Our results increase knowledge of the effect of gastrointestinal digestion on the biological effect of honey against colorectal cancer.

Thursday, January 09, 2020

Honey Protects Against Toxic Agents

Antidotal or protective effects of honey and one of its major polyphenols, chrysin, against natural and chemical toxicities

Acta Biomed. 2019 Dec 23;90(4):533-550


Honey and its polyphenolic compounds are of main natural antioxidants that have been used in traditional medicine. The aim of this review was to identify the protective effects of honey and chrysin (a polyphenol available in honey) against the chemical and natural toxic agents.


The scientific databases such as MEDLINE, PubMed, Scopus, Web of Science and Google Scholar were searched to identify studies on the antidotal effects of honey and chrysin against toxic agents.


This study found that honey had protective activity against toxic agents-induced organ damages by modulating oxidative stress, inflammation, and apoptosis pathways. However, clinical trial studies are needed to confirm the efficacy of honey and chrysin as antidote agents in human intoxication.


Honey and chrysin may be effective against toxic agents. (www.actabiomedica.it).

Thursday, January 02, 2020

Bee Pollen Shows Gut-Protecting Potential

Lipidomics Provides Novel Insights into Understanding the Bee Pollen Lipids Transepithelial Transport and Metabolism in Human Intestinal Cells
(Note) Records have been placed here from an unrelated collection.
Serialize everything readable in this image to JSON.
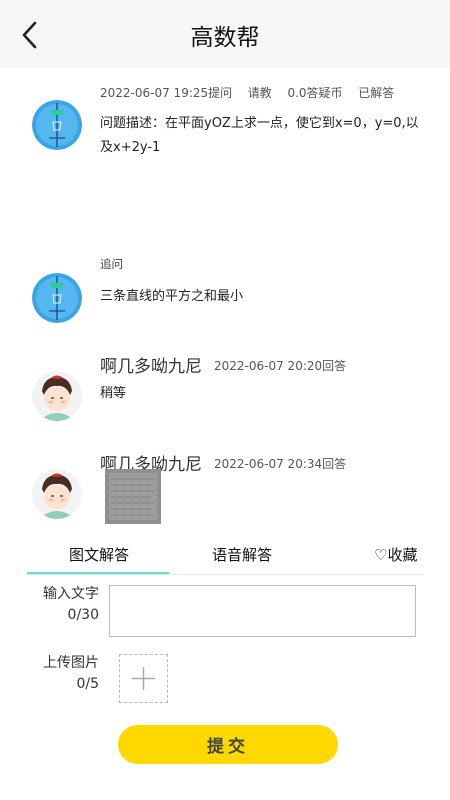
{
  "header": {
    "title": "高数帮"
  },
  "question": {
    "meta_time": "2022-06-07 19:25提问",
    "meta_ask": "请教",
    "meta_coin": "0.0答疑币",
    "meta_status": "已解答",
    "text": "问题描述：在平面yOZ上求一点，使它到x=0，y=0,以及x+2y-1"
  },
  "followup": {
    "label": "追问",
    "text": "三条直线的平方之和最小"
  },
  "answers": [
    {
      "name": "啊几多呦九尼",
      "time": "2022-06-07 20:20回答",
      "text": "稍等"
    },
    {
      "name": "啊几多呦九尼",
      "time": "2022-06-07 20:34回答"
    }
  ],
  "tabs": {
    "text_answer": "图文解答",
    "voice_answer": "语音解答",
    "favorite": "♡收藏"
  },
  "form": {
    "input_label": "输入文字",
    "input_count": "0/30",
    "upload_label": "上传图片",
    "upload_count": "0/5",
    "submit_label": "提交"
  },
  "colors": {
    "accent_tab": "#66ddd1",
    "submit": "#ffd800",
    "header_bg": "#f7f7f7"
  },
  "icons": {
    "back": "chevron-left-icon",
    "plus": "plus-icon"
  }
}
J Agric Food Chem. 2019 Dec 26

Bee pollen (BP) shows profound gut-protecting potentials. BP lipids (BPLs) mainly composed by phospholipids and polyunsaturated fatty acids might be one of the important contributors, while how BPL exerts gut-protecting effects and is transported through intestinal cell monolayers need to be investigated.

Here, we exploited a strategy that combines an UPLC-Q-exactive orbitrap/MS-based lipidomics approach with a human intestinal cell (Caco-2) monolayer transport model, to determine the transepithelial transportation of BPL from Camellia sinensis L. (BPL-Cs), in pathological conditions.

The results showed that BPL-Cs protected Caco-2 cells against dextran sulfate sodium (DSS)-induced intestinal barrier dysfunction by improving cell viability, maintaining membrane integrity, increasing tight junctions (ZO-1 and Claudin-1), and eliciting the expressions of antioxidative-related genes (NQO1, Nrf2, Txnrd1, and GSTA1). Lipidomics analysis revealed that DSS suppressed the transport and uptake of most of BPL-Cs including glycerophospholipids, sphingomyelins, and glycosylsphingolipids. Pretreatment with BPL-Cs significantly regulated glycerophospholipid and sphingolipid metabolisms, potentially involved in building permeability barriers and alleviating intestinal oxidative stress.

Finally, eight classes of lipids were identified as the potential biomarkers for evaluating DSS-induced Caco-2 cell dysfunctions and BPL-intervened modulation.

These findings shed light on the development of BPL as gastrointestinal protective food supplements in the future.